= Data provided =
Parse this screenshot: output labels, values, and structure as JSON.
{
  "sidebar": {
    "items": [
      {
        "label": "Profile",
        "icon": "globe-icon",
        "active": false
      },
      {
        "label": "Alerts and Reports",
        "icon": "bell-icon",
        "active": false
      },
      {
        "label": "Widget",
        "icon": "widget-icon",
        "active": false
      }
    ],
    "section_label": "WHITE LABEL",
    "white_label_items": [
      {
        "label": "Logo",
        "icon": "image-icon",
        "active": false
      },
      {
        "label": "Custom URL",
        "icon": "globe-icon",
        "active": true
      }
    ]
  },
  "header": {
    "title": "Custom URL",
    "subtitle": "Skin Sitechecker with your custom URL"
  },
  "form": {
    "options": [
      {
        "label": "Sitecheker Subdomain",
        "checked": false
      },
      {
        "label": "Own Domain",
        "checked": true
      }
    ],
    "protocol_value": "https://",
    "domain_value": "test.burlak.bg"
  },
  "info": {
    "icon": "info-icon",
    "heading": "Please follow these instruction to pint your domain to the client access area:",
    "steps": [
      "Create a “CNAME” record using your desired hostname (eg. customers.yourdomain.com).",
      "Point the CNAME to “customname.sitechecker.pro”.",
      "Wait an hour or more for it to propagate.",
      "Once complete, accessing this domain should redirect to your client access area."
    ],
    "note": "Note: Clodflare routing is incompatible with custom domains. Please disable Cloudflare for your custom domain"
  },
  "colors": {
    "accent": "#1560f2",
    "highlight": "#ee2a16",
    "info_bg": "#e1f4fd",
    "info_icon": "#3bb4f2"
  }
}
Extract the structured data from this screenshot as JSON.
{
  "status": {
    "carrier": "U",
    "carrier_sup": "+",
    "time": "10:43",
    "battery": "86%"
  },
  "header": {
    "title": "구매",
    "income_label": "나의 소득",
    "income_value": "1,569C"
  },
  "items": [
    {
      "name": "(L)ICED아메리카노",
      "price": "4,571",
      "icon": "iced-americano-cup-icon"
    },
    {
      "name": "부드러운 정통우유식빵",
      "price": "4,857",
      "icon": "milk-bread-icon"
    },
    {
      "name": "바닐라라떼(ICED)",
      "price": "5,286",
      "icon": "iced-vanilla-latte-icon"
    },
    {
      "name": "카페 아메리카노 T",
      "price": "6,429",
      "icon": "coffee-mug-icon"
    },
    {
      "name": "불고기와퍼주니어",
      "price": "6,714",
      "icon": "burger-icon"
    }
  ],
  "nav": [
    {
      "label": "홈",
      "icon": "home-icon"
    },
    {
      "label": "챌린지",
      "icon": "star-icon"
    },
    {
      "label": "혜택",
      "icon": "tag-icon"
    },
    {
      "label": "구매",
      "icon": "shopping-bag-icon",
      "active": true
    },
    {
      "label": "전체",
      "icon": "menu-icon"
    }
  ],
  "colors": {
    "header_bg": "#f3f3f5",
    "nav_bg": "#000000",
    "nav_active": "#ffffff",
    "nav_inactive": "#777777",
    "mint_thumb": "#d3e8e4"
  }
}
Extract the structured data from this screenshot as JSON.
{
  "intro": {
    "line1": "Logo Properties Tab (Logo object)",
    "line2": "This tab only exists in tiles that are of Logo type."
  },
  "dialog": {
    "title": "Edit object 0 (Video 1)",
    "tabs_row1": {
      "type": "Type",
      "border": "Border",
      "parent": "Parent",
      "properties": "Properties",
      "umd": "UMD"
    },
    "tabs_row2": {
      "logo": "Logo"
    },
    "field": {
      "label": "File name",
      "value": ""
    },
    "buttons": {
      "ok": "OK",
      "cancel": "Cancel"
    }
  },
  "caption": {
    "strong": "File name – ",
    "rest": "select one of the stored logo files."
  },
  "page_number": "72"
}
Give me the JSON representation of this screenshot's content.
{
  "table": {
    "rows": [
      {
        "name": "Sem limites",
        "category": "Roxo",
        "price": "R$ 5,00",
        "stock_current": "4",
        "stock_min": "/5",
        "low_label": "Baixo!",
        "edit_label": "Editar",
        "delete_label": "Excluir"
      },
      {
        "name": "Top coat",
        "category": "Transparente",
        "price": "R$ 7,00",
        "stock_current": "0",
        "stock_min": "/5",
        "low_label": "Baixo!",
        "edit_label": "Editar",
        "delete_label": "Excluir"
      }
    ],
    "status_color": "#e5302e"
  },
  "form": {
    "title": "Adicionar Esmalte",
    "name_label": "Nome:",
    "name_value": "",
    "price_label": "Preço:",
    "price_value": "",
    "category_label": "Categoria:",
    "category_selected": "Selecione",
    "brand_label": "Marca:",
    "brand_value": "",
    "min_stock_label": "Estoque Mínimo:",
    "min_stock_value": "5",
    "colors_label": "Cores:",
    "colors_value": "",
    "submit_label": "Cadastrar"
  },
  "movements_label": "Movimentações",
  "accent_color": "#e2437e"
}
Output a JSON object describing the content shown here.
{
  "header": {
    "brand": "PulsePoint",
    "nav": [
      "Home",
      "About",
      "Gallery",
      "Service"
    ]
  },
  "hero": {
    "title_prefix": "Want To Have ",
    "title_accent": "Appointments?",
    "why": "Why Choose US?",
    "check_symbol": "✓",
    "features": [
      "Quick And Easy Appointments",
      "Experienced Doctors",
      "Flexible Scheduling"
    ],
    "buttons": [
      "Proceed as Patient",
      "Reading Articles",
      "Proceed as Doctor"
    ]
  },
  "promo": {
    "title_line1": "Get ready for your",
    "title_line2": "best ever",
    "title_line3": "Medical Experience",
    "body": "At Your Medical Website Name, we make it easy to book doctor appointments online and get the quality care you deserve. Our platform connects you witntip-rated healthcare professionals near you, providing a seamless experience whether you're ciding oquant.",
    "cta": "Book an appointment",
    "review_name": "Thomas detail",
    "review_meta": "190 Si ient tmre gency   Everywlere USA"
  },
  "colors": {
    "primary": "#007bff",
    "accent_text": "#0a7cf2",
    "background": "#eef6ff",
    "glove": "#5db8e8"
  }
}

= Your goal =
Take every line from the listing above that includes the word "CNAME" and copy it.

= Solution =
      "Create a “CNAME” record using your desired hostname (eg. customers.yourdomain.com).",
      "Point the CNAME to “customname.sitechecker.pro”.",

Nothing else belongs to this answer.